(Saved data entries)
*** Begin section ***

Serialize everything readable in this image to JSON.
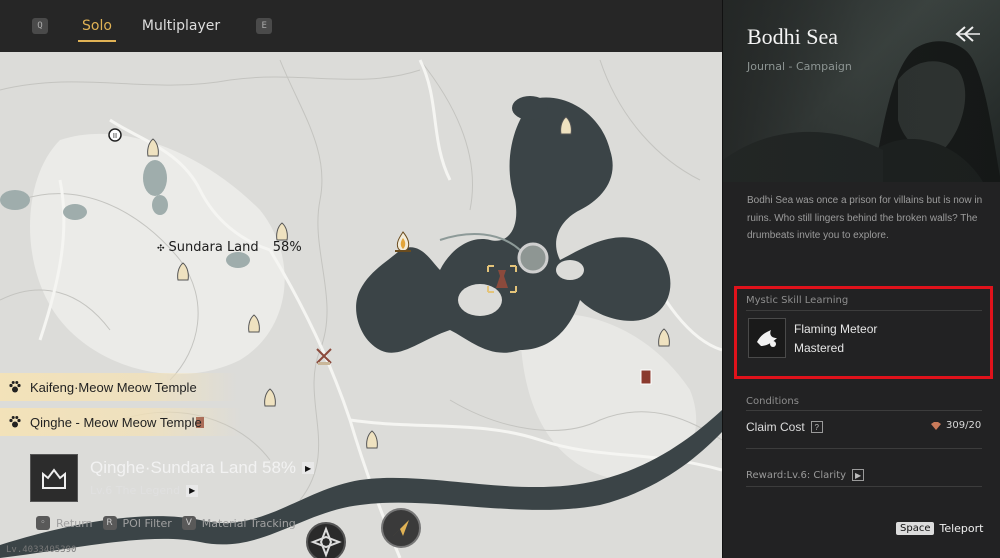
{
  "modebar": {
    "left_key": "Q",
    "tabs": [
      {
        "label": "Solo",
        "active": true
      },
      {
        "label": "Multiplayer",
        "active": false
      }
    ],
    "right_key": "E"
  },
  "map": {
    "region_label": "Sundara Land",
    "region_percent": "58%"
  },
  "banners": [
    {
      "label": "Kaifeng·Meow Meow Temple"
    },
    {
      "label": "Qinghe - Meow Meow Temple"
    }
  ],
  "region_info": {
    "title": "Qinghe·Sundara Land 58%",
    "subtitle": "Lv.6 The Legend"
  },
  "hints": [
    {
      "key": "",
      "label": "Return"
    },
    {
      "key": "R",
      "label": "POI Filter"
    },
    {
      "key": "V",
      "label": "Material Tracking"
    }
  ],
  "uid": "Lv.4033405390",
  "panel": {
    "title": "Bodhi Sea",
    "subtitle": "Journal - Campaign",
    "description": "Bodhi Sea was once a prison for villains but is now in ruins. Who still lingers behind the broken walls? The drumbeats invite you to explore.",
    "skill_section": "Mystic Skill Learning",
    "skill_name": "Flaming Meteor",
    "skill_status": "Mastered",
    "conditions_label": "Conditions",
    "claim_label": "Claim Cost",
    "claim_value": "309/20",
    "reward_label": "Reward:Lv.6: Clarity",
    "teleport_key": "Space",
    "teleport_label": "Teleport"
  },
  "colors": {
    "accent": "#e0b255",
    "highlight": "#e0121b",
    "panel_bg": "#222223",
    "map_bg": "#dcdcd9",
    "water": "#3b4447"
  }
}
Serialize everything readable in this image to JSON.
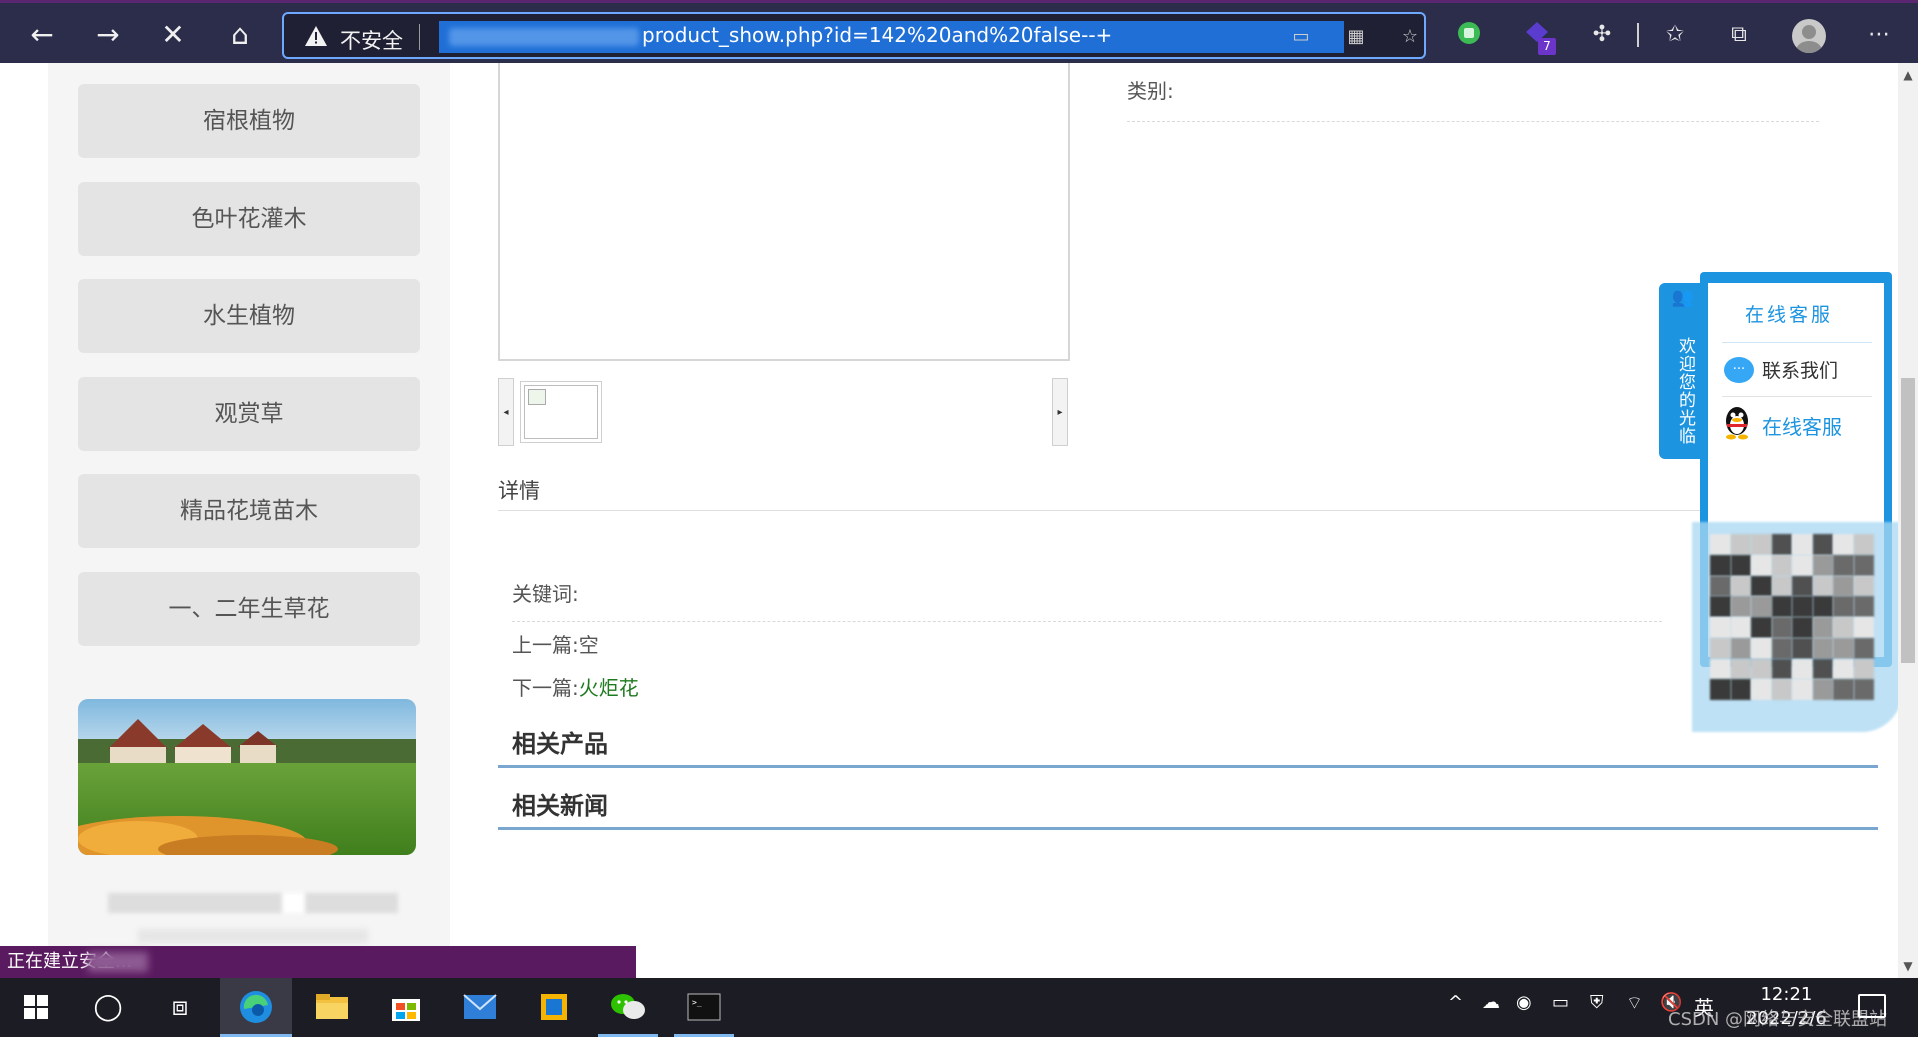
{
  "browser": {
    "security_label": "不安全",
    "url_visible": "product_show.php?id=142%20and%20false--+",
    "extension_badge": "7",
    "colors": {
      "toolbar_bg": "#2b2d4a",
      "url_highlight": "#1f6fd6",
      "address_border": "#6ea8ff"
    }
  },
  "sidebar": {
    "categories": [
      {
        "label": "宿根植物"
      },
      {
        "label": "色叶花灌木"
      },
      {
        "label": "水生植物"
      },
      {
        "label": "观赏草"
      },
      {
        "label": "精品花境苗木"
      },
      {
        "label": "一、二年生草花"
      }
    ]
  },
  "product": {
    "category_label": "类别:",
    "detail_heading": "详情",
    "keywords_label": "关键词:",
    "prev_label": "上一篇:",
    "prev_value": "空",
    "next_label": "下一篇:",
    "next_value": "火炬花",
    "next_color": "#1f7a1f",
    "related_products": "相关产品",
    "related_news": "相关新闻"
  },
  "service_widget": {
    "tab_text": "欢迎您的光临",
    "title": "在线客服",
    "contact_us": "联系我们",
    "online_service": "在线客服",
    "accent": "#1d94e0"
  },
  "status_bar": {
    "text": "正在建立安全..."
  },
  "taskbar": {
    "ime": "英",
    "time": "12:21",
    "date": "2022/2/6",
    "watermark": "CSDN @网络与安全联盟站"
  }
}
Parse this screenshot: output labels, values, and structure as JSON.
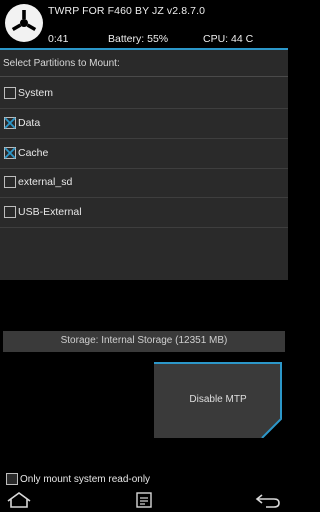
{
  "header": {
    "title": "TWRP FOR F460 BY JZ  v2.8.7.0",
    "time": "0:41",
    "battery": "Battery: 55%",
    "cpu": "CPU: 44 C",
    "logo_icon": "twrp-logo-icon"
  },
  "colors": {
    "accent": "#2c97c9",
    "panel": "#2a2a2a",
    "button": "#3a3a3a"
  },
  "list": {
    "heading": "Select Partitions to Mount:",
    "items": [
      {
        "label": "System",
        "checked": false
      },
      {
        "label": "Data",
        "checked": true
      },
      {
        "label": "Cache",
        "checked": true
      },
      {
        "label": "external_sd",
        "checked": false
      },
      {
        "label": "USB-External",
        "checked": false
      }
    ]
  },
  "storage_button": {
    "label": "Storage: Internal Storage (12351 MB)"
  },
  "mtp_button": {
    "label": "Disable MTP"
  },
  "readonly_option": {
    "label": "Only mount system read-only",
    "checked": false
  },
  "navbar": {
    "icons": [
      "home-icon",
      "console-icon",
      "back-icon"
    ]
  }
}
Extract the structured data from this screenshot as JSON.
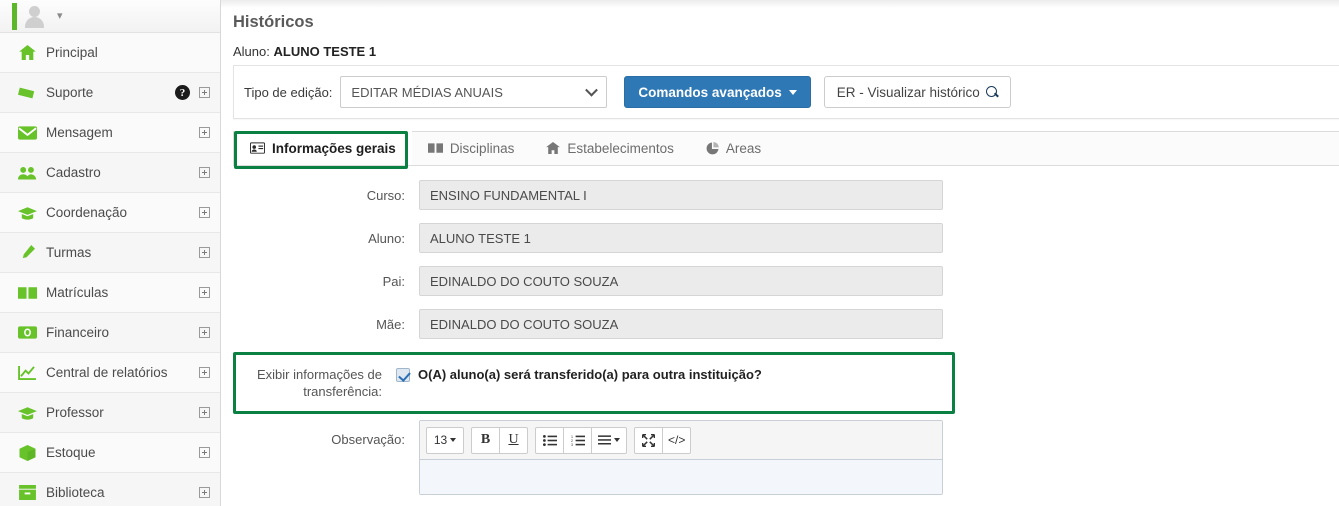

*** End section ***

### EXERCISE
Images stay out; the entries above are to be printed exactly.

### ANSWER BELOW
Serialize everything readable in this image to JSON.
{
  "modebar": {
    "left_key": "Q",
    "tabs": [
      {
        "label": "Solo",
        "active": true
      },
      {
        "label": "Multiplayer",
        "active": false
      }
    ],
    "right_key": "E"
  },
  "map": {
    "region_label": "Sundara Land",
    "region_percent": "58%"
  },
  "banners": [
    {
      "label": "Kaifeng·Meow Meow Temple"
    },
    {
      "label": "Qinghe - Meow Meow Temple"
    }
  ],
  "region_info": {
    "title": "Qinghe·Sundara Land 58%",
    "subtitle": "Lv.6 The Legend"
  },
  "hints": [
    {
      "key": "",
      "label": "Return"
    },
    {
      "key": "R",
      "label": "POI Filter"
    },
    {
      "key": "V",
      "label": "Material Tracking"
    }
  ],
  "uid": "Lv.4033405390",
  "panel": {
    "title": "Bodhi Sea",
    "subtitle": "Journal - Campaign",
    "description": "Bodhi Sea was once a prison for villains but is now in ruins. Who still lingers behind the broken walls? The drumbeats invite you to explore.",
    "skill_section": "Mystic Skill Learning",
    "skill_name": "Flaming Meteor",
    "skill_status": "Mastered",
    "conditions_label": "Conditions",
    "claim_label": "Claim Cost",
    "claim_value": "309/20",
    "reward_label": "Reward:Lv.6: Clarity",
    "teleport_key": "Space",
    "teleport_label": "Teleport"
  },
  "colors": {
    "accent": "#e0b255",
    "highlight": "#e0121b",
    "panel_bg": "#222223",
    "map_bg": "#dcdcd9",
    "water": "#3b4447"
  }
}
Serialize everything readable in this image to JSON.
{
  "browser": {
    "security_label": "不安全",
    "url_visible": "product_show.php?id=142%20and%20false--+",
    "extension_badge": "7",
    "colors": {
      "toolbar_bg": "#2b2d4a",
      "url_highlight": "#1f6fd6",
      "address_border": "#6ea8ff"
    }
  },
  "sidebar": {
    "categories": [
      {
        "label": "宿根植物"
      },
      {
        "label": "色叶花灌木"
      },
      {
        "label": "水生植物"
      },
      {
        "label": "观赏草"
      },
      {
        "label": "精品花境苗木"
      },
      {
        "label": "一、二年生草花"
      }
    ]
  },
  "product": {
    "category_label": "类别:",
    "detail_heading": "详情",
    "keywords_label": "关键词:",
    "prev_label": "上一篇:",
    "prev_value": "空",
    "next_label": "下一篇:",
    "next_value": "火炬花",
    "next_color": "#1f7a1f",
    "related_products": "相关产品",
    "related_news": "相关新闻"
  },
  "service_widget": {
    "tab_text": "欢迎您的光临",
    "title": "在线客服",
    "contact_us": "联系我们",
    "online_service": "在线客服",
    "accent": "#1d94e0"
  },
  "status_bar": {
    "text": "正在建立安全..."
  },
  "taskbar": {
    "ime": "英",
    "time": "12:21",
    "date": "2022/2/6",
    "watermark": "CSDN @网络与安全联盟站"
  }
}
Parse this screenshot: output labels, values, and structure as JSON.
{
  "header": {
    "title": "TWRP FOR F460 BY JZ  v2.8.7.0",
    "time": "0:41",
    "battery": "Battery: 55%",
    "cpu": "CPU: 44 C",
    "logo_icon": "twrp-logo-icon"
  },
  "colors": {
    "accent": "#2c97c9",
    "panel": "#2a2a2a",
    "button": "#3a3a3a"
  },
  "list": {
    "heading": "Select Partitions to Mount:",
    "items": [
      {
        "label": "System",
        "checked": false
      },
      {
        "label": "Data",
        "checked": true
      },
      {
        "label": "Cache",
        "checked": true
      },
      {
        "label": "external_sd",
        "checked": false
      },
      {
        "label": "USB-External",
        "checked": false
      }
    ]
  },
  "storage_button": {
    "label": "Storage: Internal Storage (12351 MB)"
  },
  "mtp_button": {
    "label": "Disable MTP"
  },
  "readonly_option": {
    "label": "Only mount system read-only",
    "checked": false
  },
  "navbar": {
    "icons": [
      "home-icon",
      "console-icon",
      "back-icon"
    ]
  }
}
Extract the structured data from this screenshot as JSON.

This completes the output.